Problem to work on:
The answer is all of the entries below, repeated exactly and free of pictures.

Interface dataset entries
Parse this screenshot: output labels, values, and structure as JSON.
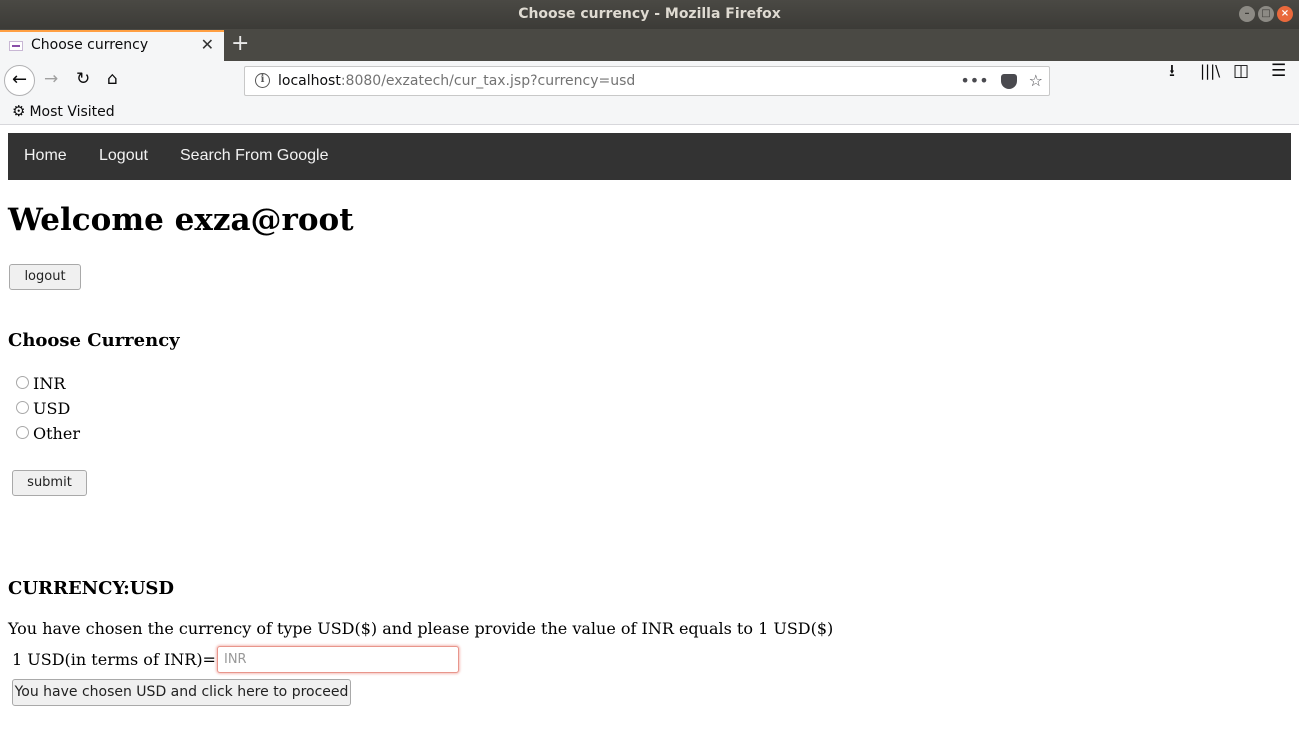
{
  "window": {
    "title": "Choose currency - Mozilla Firefox"
  },
  "browser": {
    "tab_title": "Choose currency",
    "url_host": "localhost",
    "url_rest": ":8080/exzatech/cur_tax.jsp?currency=usd",
    "bookmarks": [
      {
        "label": "Most Visited"
      }
    ]
  },
  "topnav": {
    "items": [
      "Home",
      "Logout",
      "Search From Google"
    ]
  },
  "page": {
    "welcome": "Welcome exza@root",
    "logout_button": "logout",
    "choose_heading": "Choose Currency",
    "currency_options": [
      "INR",
      "USD",
      "Other"
    ],
    "submit_button": "submit",
    "currency_heading": "CURRENCY:USD",
    "info_text": "You have chosen the currency of type USD($) and please provide the value of INR equals to 1 USD($)",
    "input_label": "1 USD(in terms of INR)=",
    "input_placeholder": "INR",
    "input_value": "",
    "proceed_button": "You have chosen USD and click here to proceed"
  }
}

Solution to the problem:
Parse this screenshot: output labels, values, and structure as JSON.
{
  "window": {
    "title": "Choose currency - Mozilla Firefox"
  },
  "browser": {
    "tab_title": "Choose currency",
    "url_host": "localhost",
    "url_rest": ":8080/exzatech/cur_tax.jsp?currency=usd",
    "bookmarks": [
      {
        "label": "Most Visited"
      }
    ]
  },
  "topnav": {
    "items": [
      "Home",
      "Logout",
      "Search From Google"
    ]
  },
  "page": {
    "welcome": "Welcome exza@root",
    "logout_button": "logout",
    "choose_heading": "Choose Currency",
    "currency_options": [
      "INR",
      "USD",
      "Other"
    ],
    "submit_button": "submit",
    "currency_heading": "CURRENCY:USD",
    "info_text": "You have chosen the currency of type USD($) and please provide the value of INR equals to 1 USD($)",
    "input_label": "1 USD(in terms of INR)=",
    "input_placeholder": "INR",
    "input_value": "",
    "proceed_button": "You have chosen USD and click here to proceed"
  }
}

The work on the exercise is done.